> [GOAL OF THE EXERCISE]:
Print the data below exactly as it appears.

> [RECORDS SUPPLIED]:
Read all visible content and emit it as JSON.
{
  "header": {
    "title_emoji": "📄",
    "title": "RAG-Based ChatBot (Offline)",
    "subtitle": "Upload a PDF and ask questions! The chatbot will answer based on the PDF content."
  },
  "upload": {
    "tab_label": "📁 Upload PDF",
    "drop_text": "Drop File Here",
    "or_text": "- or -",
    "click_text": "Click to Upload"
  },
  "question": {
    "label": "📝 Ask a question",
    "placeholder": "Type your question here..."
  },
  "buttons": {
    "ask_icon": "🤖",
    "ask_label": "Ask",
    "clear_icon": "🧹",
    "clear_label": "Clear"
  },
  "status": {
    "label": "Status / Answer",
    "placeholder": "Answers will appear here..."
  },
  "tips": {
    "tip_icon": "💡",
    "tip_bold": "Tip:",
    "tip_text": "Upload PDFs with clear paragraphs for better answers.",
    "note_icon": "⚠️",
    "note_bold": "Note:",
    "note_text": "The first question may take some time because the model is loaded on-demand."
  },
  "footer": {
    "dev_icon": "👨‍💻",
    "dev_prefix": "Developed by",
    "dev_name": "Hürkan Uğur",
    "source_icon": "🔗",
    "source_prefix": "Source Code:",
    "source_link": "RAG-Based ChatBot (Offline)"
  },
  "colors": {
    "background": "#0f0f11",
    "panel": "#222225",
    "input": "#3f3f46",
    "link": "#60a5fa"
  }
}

> [SOLUTION]:
Read all visible content and emit it as JSON.
{
  "header": {
    "title_emoji": "📄",
    "title": "RAG-Based ChatBot (Offline)",
    "subtitle": "Upload a PDF and ask questions! The chatbot will answer based on the PDF content."
  },
  "upload": {
    "tab_label": "📁 Upload PDF",
    "drop_text": "Drop File Here",
    "or_text": "- or -",
    "click_text": "Click to Upload"
  },
  "question": {
    "label": "📝 Ask a question",
    "placeholder": "Type your question here..."
  },
  "buttons": {
    "ask_icon": "🤖",
    "ask_label": "Ask",
    "clear_icon": "🧹",
    "clear_label": "Clear"
  },
  "status": {
    "label": "Status / Answer",
    "placeholder": "Answers will appear here..."
  },
  "tips": {
    "tip_icon": "💡",
    "tip_bold": "Tip:",
    "tip_text": "Upload PDFs with clear paragraphs for better answers.",
    "note_icon": "⚠️",
    "note_bold": "Note:",
    "note_text": "The first question may take some time because the model is loaded on-demand."
  },
  "footer": {
    "dev_icon": "👨‍💻",
    "dev_prefix": "Developed by",
    "dev_name": "Hürkan Uğur",
    "source_icon": "🔗",
    "source_prefix": "Source Code:",
    "source_link": "RAG-Based ChatBot (Offline)"
  },
  "colors": {
    "background": "#0f0f11",
    "panel": "#222225",
    "input": "#3f3f46",
    "link": "#60a5fa"
  }
}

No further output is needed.